This award is given annually to the student who writes the best brief in Legal Analysis, Research & Writing II. The professor in each section of the course selects the top paper for that section. The top papers from the various sections are then evaluated by a committee of two law professors and one practicing attorney or judge. A modest cash stipend accompanies the Foth award.

  • 2023: Alex Solomon
  • 2022: Sarah Lynch-Chaput
  • 2021: Zachary J. Smith
  • 2020: John Ralston
  • 2019: Rylee M. Broyles
  • 2018: Katherine A. Lander
  • 2017: Jeremy E. Koehler
  • 2016: Jordan Z. Dillon
  • 2015: Kyle E. Calvin
  • 2014: Justin G. Cook
  • 2013: Anthony J. Ford
  • 2012: Aaron K. Friess
  • 2011: Julie M. Covel
  • 2010: Jacob G. Fleming
  • 2009: Samuel R. Foreman
  • 2008: Ashley G. Hawkinson
  • 2007: Aaron O. Martin
  • 2006: Christopher C. Ault-Duell
  • 2005: Robin R. Anderson
  • 2004: Stephanie R. Nall
  • 2003: Ryan S. Vincent
  • 2002: Allison M. Kenkel
  • 2001: John W. Broomes
  • 2000: Kelly K. Elliott
  • 1999: Tony L. Atterbury
  • 1998: JoAnn M. Stone
  • 1997: Steven C. Neill
  • 1996: Jason M. Robinson
  • 1995: Stephen J. Torline
  • 1994: Paulette R. Burgess
  • 1993: Laura J. Smithson-Corl
  • 1992: Jaquelin G. Heyen
  • 1991: John D. Williamson
  • 1990: Bryan W. Smith
  • 1989: Sheldon Eric Steinle
  • 1988: Shelley A. Runion

J. Richard Foth was appointed chief judge of the Kansas Court of Appeals in December 1977. Before becoming one of the first seven appeals judges he was a commissioner for the Kansas Supreme Court from 1971-1977 and wrote more than 170 Supreme Court decisions during his tenure. Judge Foth was a member of the Kansas Judicial Council's Advisory Committee, which revised the criminal code and code of criminal procudure.

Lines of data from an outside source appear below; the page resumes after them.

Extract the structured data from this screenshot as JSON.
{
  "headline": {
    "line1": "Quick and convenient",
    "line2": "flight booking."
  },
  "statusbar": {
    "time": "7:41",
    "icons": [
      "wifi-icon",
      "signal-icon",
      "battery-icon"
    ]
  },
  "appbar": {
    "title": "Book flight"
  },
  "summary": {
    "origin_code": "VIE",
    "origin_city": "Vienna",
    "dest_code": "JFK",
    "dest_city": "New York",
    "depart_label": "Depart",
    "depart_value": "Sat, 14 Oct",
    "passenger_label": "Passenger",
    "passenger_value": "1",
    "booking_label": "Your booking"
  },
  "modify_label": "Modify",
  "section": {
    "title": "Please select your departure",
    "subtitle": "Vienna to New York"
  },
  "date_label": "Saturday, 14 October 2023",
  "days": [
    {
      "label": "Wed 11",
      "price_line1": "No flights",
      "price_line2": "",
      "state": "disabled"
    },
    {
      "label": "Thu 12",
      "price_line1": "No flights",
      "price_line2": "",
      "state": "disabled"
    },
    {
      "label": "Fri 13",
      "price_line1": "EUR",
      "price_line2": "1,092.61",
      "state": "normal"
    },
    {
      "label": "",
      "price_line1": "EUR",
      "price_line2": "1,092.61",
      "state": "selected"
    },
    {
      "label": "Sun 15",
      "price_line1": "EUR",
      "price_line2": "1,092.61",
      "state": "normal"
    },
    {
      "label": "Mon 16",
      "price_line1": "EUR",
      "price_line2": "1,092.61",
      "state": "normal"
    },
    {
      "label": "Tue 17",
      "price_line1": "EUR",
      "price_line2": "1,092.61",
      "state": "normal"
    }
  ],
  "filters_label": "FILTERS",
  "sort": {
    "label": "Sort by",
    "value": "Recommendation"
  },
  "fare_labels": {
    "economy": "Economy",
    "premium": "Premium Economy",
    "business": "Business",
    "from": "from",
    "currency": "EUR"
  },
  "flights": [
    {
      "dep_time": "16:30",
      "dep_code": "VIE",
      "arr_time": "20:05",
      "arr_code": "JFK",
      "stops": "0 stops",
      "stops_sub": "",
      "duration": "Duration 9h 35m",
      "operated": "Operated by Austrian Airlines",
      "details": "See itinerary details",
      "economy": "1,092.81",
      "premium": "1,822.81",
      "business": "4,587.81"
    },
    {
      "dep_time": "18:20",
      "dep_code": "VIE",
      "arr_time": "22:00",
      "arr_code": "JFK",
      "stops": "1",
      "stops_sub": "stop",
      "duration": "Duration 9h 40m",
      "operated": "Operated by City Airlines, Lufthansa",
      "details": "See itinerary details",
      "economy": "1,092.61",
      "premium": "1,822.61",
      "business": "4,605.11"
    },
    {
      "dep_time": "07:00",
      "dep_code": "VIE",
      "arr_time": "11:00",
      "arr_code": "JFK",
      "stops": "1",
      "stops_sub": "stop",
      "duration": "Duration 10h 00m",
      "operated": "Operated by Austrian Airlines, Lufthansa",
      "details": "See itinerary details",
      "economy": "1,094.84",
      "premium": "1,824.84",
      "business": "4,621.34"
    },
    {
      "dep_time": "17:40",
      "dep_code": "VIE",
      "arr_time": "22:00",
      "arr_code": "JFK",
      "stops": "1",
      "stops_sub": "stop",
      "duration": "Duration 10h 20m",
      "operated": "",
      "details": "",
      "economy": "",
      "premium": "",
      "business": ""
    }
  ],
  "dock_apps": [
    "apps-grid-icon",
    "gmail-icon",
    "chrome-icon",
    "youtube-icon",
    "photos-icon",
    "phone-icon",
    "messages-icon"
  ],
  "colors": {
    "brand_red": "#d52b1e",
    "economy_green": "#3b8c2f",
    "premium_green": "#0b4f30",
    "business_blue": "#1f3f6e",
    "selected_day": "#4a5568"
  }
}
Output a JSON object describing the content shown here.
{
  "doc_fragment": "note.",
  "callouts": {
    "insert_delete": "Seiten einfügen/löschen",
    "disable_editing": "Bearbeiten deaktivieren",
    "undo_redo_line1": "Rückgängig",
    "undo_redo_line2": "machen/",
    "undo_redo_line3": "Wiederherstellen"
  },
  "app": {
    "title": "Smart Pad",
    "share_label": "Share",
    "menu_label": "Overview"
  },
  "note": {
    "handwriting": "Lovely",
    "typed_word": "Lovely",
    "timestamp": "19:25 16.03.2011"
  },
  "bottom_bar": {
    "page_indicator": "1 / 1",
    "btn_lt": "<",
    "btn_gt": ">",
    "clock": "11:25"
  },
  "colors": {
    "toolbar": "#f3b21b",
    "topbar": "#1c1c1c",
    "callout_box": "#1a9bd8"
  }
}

The program is primarily staffed by full-time, tenure track faculty.
The Washburn Law Library was ranked 19th on list of Great Law Libraries by National Jurist, November 2012 edition.
LARW Faculty Host Junior Legal Writing Scholars Workshop

"Emily Grant and Joseph Mastrosimone planned and implemented an amazing workshop experience. They were delightful hosts and supportive mentors... Washburn values legal writing and it shows. I plan to tell my own dean how much Washburn's Dean Romig supports legal writing!"
Wendy N. Hess, Assistant Professor and Director, Fundamental Legal Skills and Legal Writing, University of South Dakota School of Law

"Washburn Rocks! It is a fantastic law school and it is very clear that there is a strong emphasis on legal writing... The feedback truly was wonderful... It was a whole lot of learning and a whole lot of fun!!!"
Maureen Johnson, Associate Clinical Professor, Loyola Law School

"An enriching, rewarding, stimulating, and gratifying experience.”
Michael Pisnof, Adjunct Instructor, Paralegal Studies Department, Roosevelt University (Chicago)